If you're the type who likes to update your drivers on the day of release and you own an ATI videocard, get to clicking. AMD has just dropped its ATI Catalyst 10.8 software suite into the wild, which brings a handful of new features and improvements to the table.
The latest driver release boasts full support for OpenGL ES 2.0 and enables 3D accelerated graphics with a Web browser that supports the 2.0 spec. Performance supposedly has been "greatly improved" for gamers equipped with an ATI Eyefinity setup on a quad ATI CrossFireX configuration, and anti-aliasing through the Catalyst Control Center (CCC) is now available for StarCraft II.
Hit the jump for an expanded list of improvements and download information.
We don’t typically report on the release of beta video card drivers, but ATI has slipped in an awesome new feature that is probably worth it if you’re playing Starcraft II. Catalyst 10.7a brings driver level Anti-Alliasing support that can be enabled through the Catalyst Control Center and helps to smooth out all the jagged edges for those who like to zoom in on the action.
Driver level forced AA support comes with a bit of a performance hit over a native implementation that could have been done by Blizzard, but if you’re rocking a relatively modern 5xxx series card you have more than enough spare horsepower to make this work.

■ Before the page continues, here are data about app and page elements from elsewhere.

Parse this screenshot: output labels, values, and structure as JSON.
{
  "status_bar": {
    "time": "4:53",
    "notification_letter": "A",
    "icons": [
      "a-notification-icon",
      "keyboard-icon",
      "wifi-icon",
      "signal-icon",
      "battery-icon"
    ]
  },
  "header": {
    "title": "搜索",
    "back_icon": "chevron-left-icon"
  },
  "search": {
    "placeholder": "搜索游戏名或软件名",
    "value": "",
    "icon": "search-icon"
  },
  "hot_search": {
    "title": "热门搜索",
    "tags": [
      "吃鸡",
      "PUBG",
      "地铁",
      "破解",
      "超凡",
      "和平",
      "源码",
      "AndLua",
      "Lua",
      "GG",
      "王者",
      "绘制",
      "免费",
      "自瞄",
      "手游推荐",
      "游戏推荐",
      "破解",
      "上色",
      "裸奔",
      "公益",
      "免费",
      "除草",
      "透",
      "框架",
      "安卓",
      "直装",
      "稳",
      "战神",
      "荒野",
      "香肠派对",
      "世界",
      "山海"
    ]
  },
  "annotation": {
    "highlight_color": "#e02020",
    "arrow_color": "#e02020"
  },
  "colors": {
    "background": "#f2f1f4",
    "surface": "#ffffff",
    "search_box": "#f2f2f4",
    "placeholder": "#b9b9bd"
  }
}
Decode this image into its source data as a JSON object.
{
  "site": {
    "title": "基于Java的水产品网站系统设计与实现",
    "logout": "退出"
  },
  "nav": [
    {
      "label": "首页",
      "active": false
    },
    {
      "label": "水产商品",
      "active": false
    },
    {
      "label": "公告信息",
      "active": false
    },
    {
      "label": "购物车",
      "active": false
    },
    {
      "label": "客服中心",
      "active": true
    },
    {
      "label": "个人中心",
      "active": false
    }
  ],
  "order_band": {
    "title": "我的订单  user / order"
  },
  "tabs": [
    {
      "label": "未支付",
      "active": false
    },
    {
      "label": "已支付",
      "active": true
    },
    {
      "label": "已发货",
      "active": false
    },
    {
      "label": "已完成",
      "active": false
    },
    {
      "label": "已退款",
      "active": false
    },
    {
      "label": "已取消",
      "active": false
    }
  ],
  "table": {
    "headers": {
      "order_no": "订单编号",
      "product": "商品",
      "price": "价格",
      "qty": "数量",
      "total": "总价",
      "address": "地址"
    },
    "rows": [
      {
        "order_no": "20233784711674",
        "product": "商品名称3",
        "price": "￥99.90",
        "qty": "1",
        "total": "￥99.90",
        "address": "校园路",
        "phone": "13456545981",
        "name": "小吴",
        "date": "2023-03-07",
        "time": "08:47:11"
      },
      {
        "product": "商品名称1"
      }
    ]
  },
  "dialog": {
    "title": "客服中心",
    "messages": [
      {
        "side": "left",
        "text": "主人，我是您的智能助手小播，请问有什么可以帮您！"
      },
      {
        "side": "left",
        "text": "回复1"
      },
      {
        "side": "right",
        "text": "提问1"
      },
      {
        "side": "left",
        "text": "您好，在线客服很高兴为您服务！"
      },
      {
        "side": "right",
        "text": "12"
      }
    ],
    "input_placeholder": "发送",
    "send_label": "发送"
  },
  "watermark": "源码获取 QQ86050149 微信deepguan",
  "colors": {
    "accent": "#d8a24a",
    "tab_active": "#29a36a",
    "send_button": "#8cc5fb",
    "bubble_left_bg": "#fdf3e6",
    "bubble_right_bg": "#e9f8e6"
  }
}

Admittedly Nvidia has had support for this feature from day one, but ATI was curiously silent on the issue leading us to believe Radeon owners would have to do without. We are glad to hear this isn’t the case, and its certainly worth checking out if you have ATI hardware.
The Catalyst 10.7 drivers for graphics cards isn't the only piece of software AMD released this week. The chip maker also announced its OpenGL ES 2.0 driver, the first driver for desktops to support WebGL, which is designed to bring plug-in free 3D graphics to the Internet.
"AMD is a steadfast supporter of industry standards, including those that unlock the power of GPU acceleration," said Manju Hegde, corporate vice president, AMD Fusion Experience Program. "At AMD, we see the future of computing as being intensely visual, requiring a variety of rich media 2D and 3D applications. With functionality like the OpenGL ES 2.0 driver and technology breakthroughs made possible by AMD Fusion APUs, we aim to deliver the ideal development platform for immersive experiences both online and natively on virtually any PC form factor."
In addition to porting 3D to the Web, AMD's new driver also makes it possible for software developers to use desktop PCs and workstations powered by AMD graphics when creating apps based on OpenGL ES 2.0 for smartphones, tablets, and other portable devices, AMD said.
Apple (Safari), Google (Chrome), Mozilla (Firefox), and Opera (Opera Software) are all contributors of the WebGL Working Group.